Doing Theory on Education explores key debates using examples from contemporary media and popular culture to guide Education Studies students through the perennial debates that surround teaching and learning. Aimed at undergraduates, postgraduates and teachers in education settings, it uses over seventy popular culture texts from television, music, videogames, fiction, film, architecture, social media, the press and art to illuminate important issues and make the critical theory that underpins educational debates more accessible and engaging.
Each chapter also offers essential background knowledge and historical perspective and includes reflective activities to help you develop a critical approach, enabling you to argue your own point of view with confidence and consider where issues may progress to in the future. It examines core issues such as:
Education students and those in education settings often struggle to see the value of theory.

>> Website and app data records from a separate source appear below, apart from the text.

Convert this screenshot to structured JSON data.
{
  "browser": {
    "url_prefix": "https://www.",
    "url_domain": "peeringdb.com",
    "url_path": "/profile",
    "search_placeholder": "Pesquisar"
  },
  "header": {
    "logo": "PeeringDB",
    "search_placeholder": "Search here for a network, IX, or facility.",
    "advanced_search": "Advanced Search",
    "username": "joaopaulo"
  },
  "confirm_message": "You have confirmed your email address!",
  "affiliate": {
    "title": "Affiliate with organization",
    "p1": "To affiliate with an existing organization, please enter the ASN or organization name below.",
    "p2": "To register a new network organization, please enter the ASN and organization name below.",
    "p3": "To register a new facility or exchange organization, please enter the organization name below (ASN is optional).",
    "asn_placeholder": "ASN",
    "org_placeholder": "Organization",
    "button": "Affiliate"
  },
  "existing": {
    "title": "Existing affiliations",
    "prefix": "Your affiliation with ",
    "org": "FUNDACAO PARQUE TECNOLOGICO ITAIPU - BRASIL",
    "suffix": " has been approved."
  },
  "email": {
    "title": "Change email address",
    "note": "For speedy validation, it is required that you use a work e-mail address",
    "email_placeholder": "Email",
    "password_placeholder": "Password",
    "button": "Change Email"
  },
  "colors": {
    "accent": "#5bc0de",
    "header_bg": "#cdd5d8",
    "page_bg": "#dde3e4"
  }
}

Doing Theory on Education: Using Popular Culture to Explore Key Debates is an accessible text designed for educationalists who want to put theory to work as an active strategy for influencing thinking and practice.
1: Class, Disadvantage and Hope: The Bullingdon v The ‘Bog Standard’.
2: Questions of Knowledge: What Counts in Education? Physics vs Media Studies
3: Learning Theory and Pedagogy
4: The Problem of Testing: "Testing, testing 1, 2, 3" v Vygotsky
5: The importance of leadership? The Apprentice vs The Co-Op?
6: Ways of being in education: The Ministry of Soundbites v The Hidden Curriculum